BASE Jumping In A Wheelchair: Paraplegic Athlete Strives for Another World Record
Actually, it took this athlete less than a year to get back to his sport after the accident, proving you can\'t keep a determined dreamer grounded. Even when you take away his ability to walk.
Not that he needs to walk. Lonnie Bissonnette flies.
"It was a dream to fly from my earliest years that I can remember," he said. "Once I heard an advertisement on the radio, I went the next weekend."
And that\'s all it took to spark one of the world\'s most prolific thrill-seekers to start skydiving. His love for flight led him to delve further, into the daring sport of BASE jumping.

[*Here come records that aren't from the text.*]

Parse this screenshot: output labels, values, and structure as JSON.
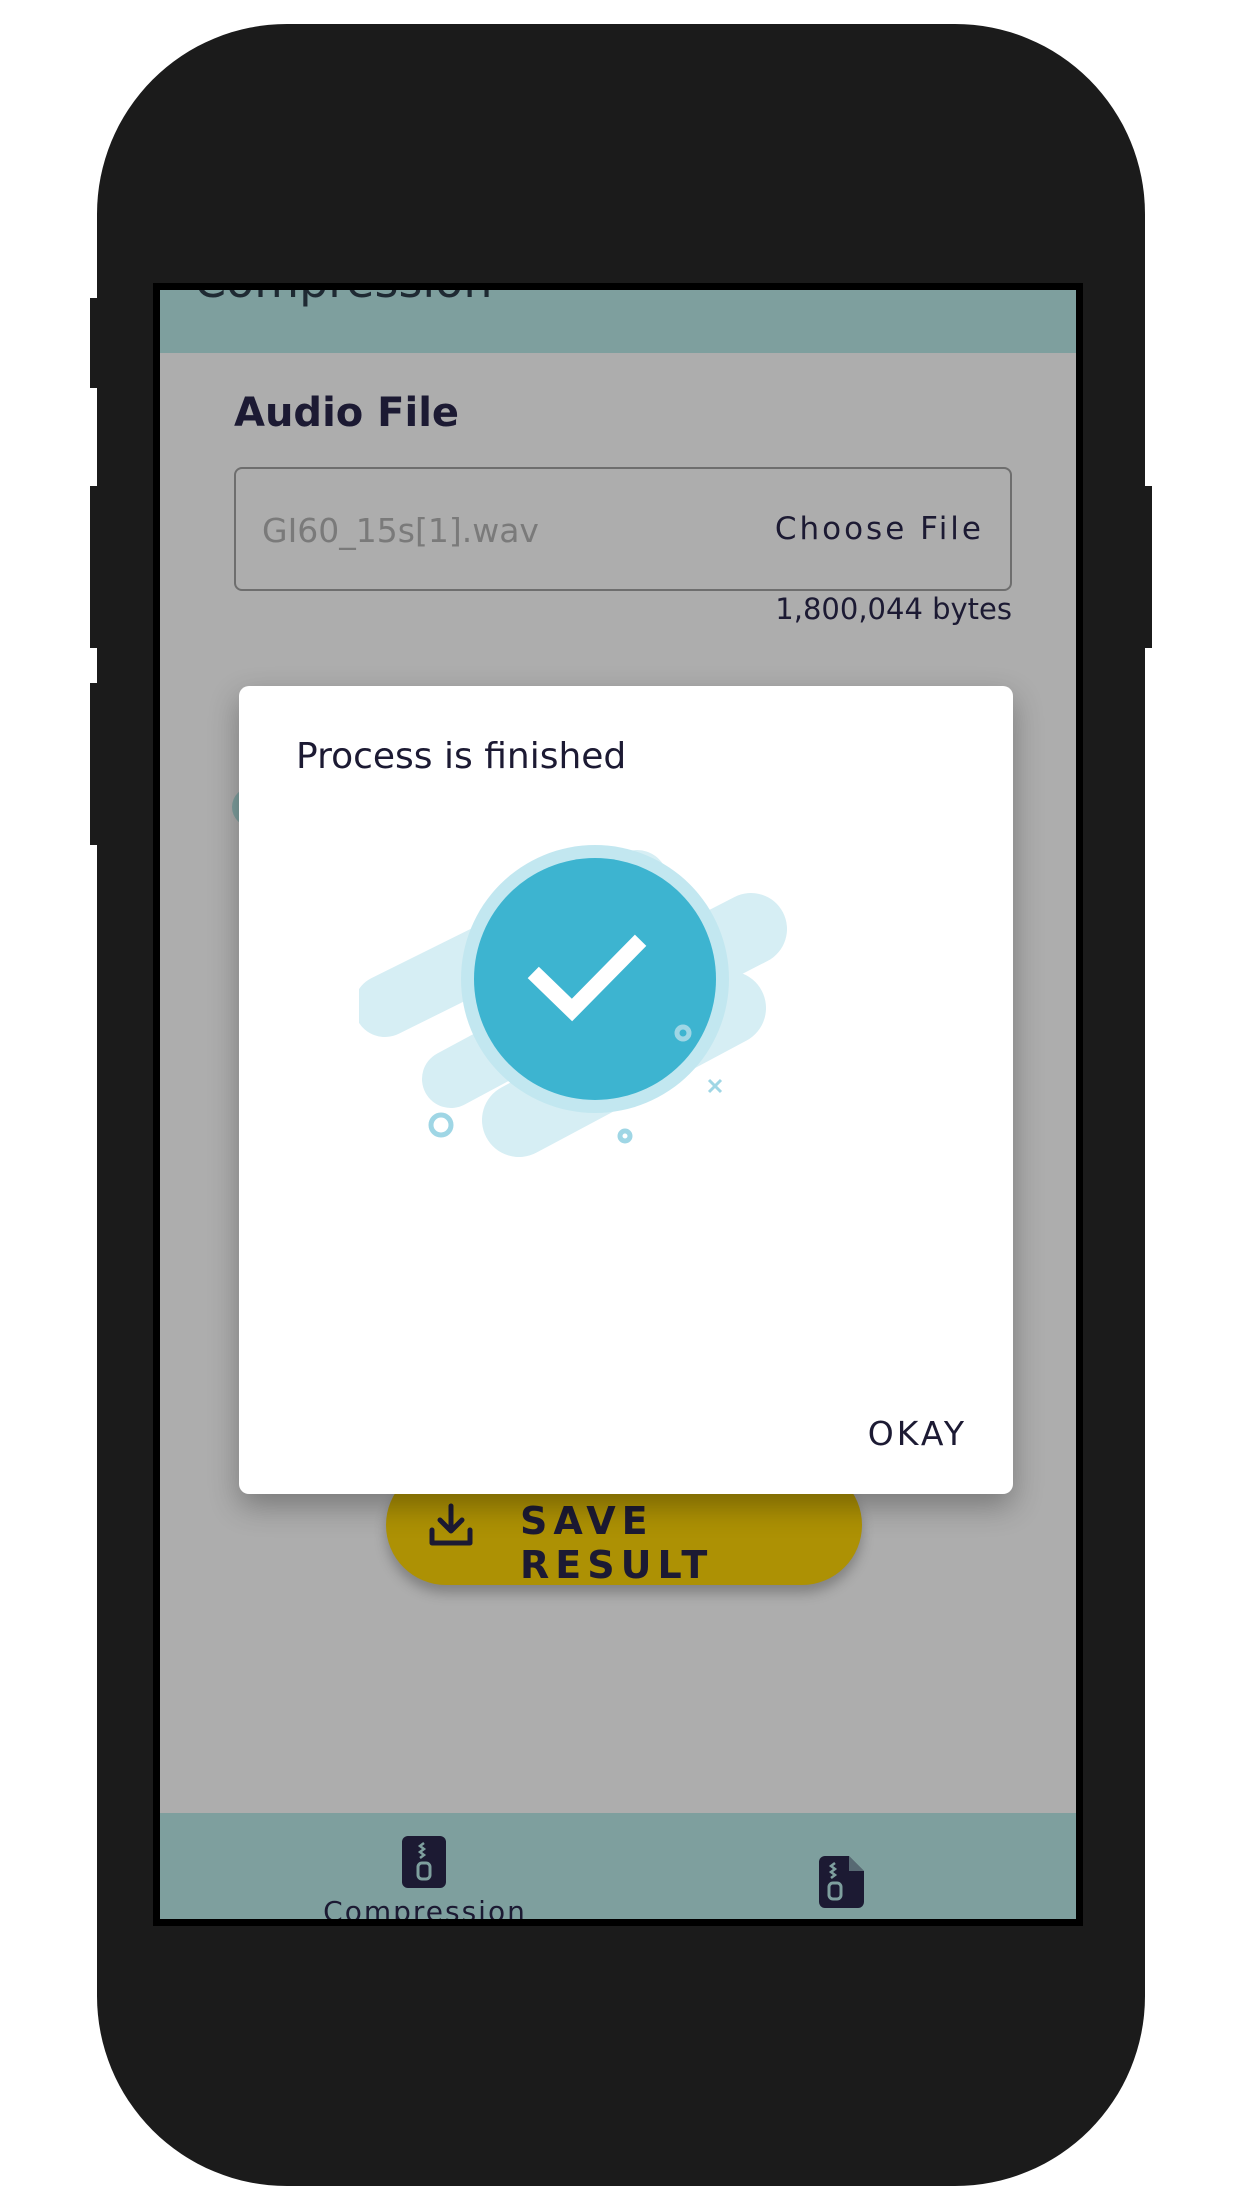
{
  "app": {
    "header_title": "Compression"
  },
  "audio": {
    "section_label": "Audio File",
    "file_name": "GI60_15s[1].wav",
    "choose_label": "Choose File",
    "size": "1,800,044 bytes"
  },
  "actions": {
    "save_label": "SAVE RESULT"
  },
  "bottom_nav": {
    "items": [
      {
        "label": "Compression",
        "icon": "zip-file-icon"
      },
      {
        "label": "",
        "icon": "zip-document-icon"
      }
    ]
  },
  "dialog": {
    "title": "Process is finished",
    "illustration": "success-checkmark-icon",
    "ok_label": "OKAY"
  },
  "colors": {
    "teal_bar": "#7e9f9e",
    "overlay_grey": "#adadad",
    "save_gold": "#ad9104",
    "check_blue": "#3db4d0",
    "light_blue": "#d6eef4"
  }
}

"The feeling is of complete freedom! Like stepping out into nothingness!"
But chasing any dream comes with risk. In 2004, with 1,100 BASE jumps under his belt, Lonnie was attempting a trick jump. His foot got tangled in his chute. It didn\'t fully open, and he crashed into the river below.
Anyone with a taste for flight would be crushed to know they could never jump again. But hearing that news from the doctors didn\'t crush Lonnie. He knew what he could \'never\' do: he could never "never jump again."
"Honestly, I never had any doubt that I would jump again," he said. "Right from the beginning, I said I would!"
Not everyone was so sure. He said one of his biggest challenges was the apprehension of people he needed help from to achieve his goal. But his determination brought others on board.
"For me," he said. "I felt that I had to do at least one more jump after my accident to prove to myself I didn\'t quit, that the sport didn\'t beat me."
Now BASE jumping for 19 years (skydiving for 23), Lonnie has become the only paraplegic BASE jumper to have parachuted from all 4 BASE objects: buildings, antennas, spans (bridges), and earth.
But he knows he can still accomplish more. So now, he\'s got a new goal.
He plans to jump from all 4 objects with the wheelchair. He has custom modified it to suit his passions.
"I had larger front wheels engineered for the chair for the rough terrain that\'s in the landing area," Lonnie said. "Each jump, I improve on the last, and learn more stuff for the next one."
During Bridge Day 2013, he tested the newest set of modifications by leaping from the New River Gorge Bridge, and he stuck the landing along the riverbank below.
"It worked as planned for the rough terrain," he said. "However, the modification is now too front heavy, so I\'m back to the drawing board for more improvements."
That landing checked of his bridge object, putting him halfway to his goal. By next Bridge Day, he hopes to have the new record to his name.
"I love (Bridge Day) as a whole!" he said. "For me, what keeps me coming back is the friends first, the scenery, the hospitality of the locals, and of course the jumps."
Those friendships he holds dear made his leap this year all the more important to him.
"My jump was dedicated to 2 friends who passed away this year, and we jumped with some of their ashes," he said. "It will be forever in my mind how special that jump was to me and to them."
So it was a memorable 17th Bridge Day for Lonnie. Each year, even among a group of some of the world\'s most daring, Lonnie stands out as an example of courage. And he\'s always striving to go further.
Bridge Day 2014 is already on his calendar. He\'s sure to have a new feat to tackle by then.